In this chapter we've started to look into the object world, looking at the objects that Access has built in. This has concentrated on some of the main ones, such as forms, controls, and so on, but you will be seeing more throughout the rest of the book.
An important thing to remember from this chapter is collections. If there is more than one of a given type of object then it may be contained in a collection, with the collection name usually being the plural of the object. So to hold the form objects we have a Forms collection. Looping through these collections is easy with the For Each statement, so you can easily examine every item. To avoid hard-coding our code, we loosely couple it by making use of the index of an item in a collection - this cuts down on maintenance and supports code reuse in other Access applications: we also saw how the Me property helps us to loosely couple our code.

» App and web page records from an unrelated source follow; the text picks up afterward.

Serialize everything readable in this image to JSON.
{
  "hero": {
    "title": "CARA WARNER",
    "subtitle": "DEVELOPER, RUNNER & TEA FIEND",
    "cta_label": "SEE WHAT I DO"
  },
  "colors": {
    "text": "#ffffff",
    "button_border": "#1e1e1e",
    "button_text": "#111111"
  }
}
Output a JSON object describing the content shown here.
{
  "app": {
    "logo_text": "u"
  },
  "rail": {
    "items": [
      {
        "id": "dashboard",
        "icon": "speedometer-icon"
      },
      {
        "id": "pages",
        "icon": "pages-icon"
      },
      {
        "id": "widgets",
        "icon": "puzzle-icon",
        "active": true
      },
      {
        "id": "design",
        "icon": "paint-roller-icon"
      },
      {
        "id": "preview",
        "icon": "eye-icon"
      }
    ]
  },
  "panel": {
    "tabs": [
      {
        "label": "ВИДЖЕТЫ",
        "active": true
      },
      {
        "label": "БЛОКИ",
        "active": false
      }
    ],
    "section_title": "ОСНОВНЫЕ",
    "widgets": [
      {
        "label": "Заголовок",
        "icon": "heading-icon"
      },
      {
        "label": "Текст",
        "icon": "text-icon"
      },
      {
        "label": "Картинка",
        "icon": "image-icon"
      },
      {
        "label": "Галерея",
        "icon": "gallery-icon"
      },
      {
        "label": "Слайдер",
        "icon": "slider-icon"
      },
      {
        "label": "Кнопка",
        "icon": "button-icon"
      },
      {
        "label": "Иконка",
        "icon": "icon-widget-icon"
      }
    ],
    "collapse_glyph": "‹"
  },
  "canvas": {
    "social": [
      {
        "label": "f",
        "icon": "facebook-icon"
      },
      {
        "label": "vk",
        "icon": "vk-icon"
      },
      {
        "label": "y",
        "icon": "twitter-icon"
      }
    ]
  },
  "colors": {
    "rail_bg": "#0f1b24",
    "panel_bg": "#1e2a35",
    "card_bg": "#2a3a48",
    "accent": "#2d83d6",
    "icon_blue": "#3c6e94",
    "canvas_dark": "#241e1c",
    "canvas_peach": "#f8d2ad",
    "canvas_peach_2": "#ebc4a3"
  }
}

Once you have an object you can refer to its methods and properties, such as the FontName property for controls. So, from within your code, you have access to almost everything that you have access to when in design mode. This is a very powerful feature, and you'll see much more of it later. But for now, it's time you learned about data access.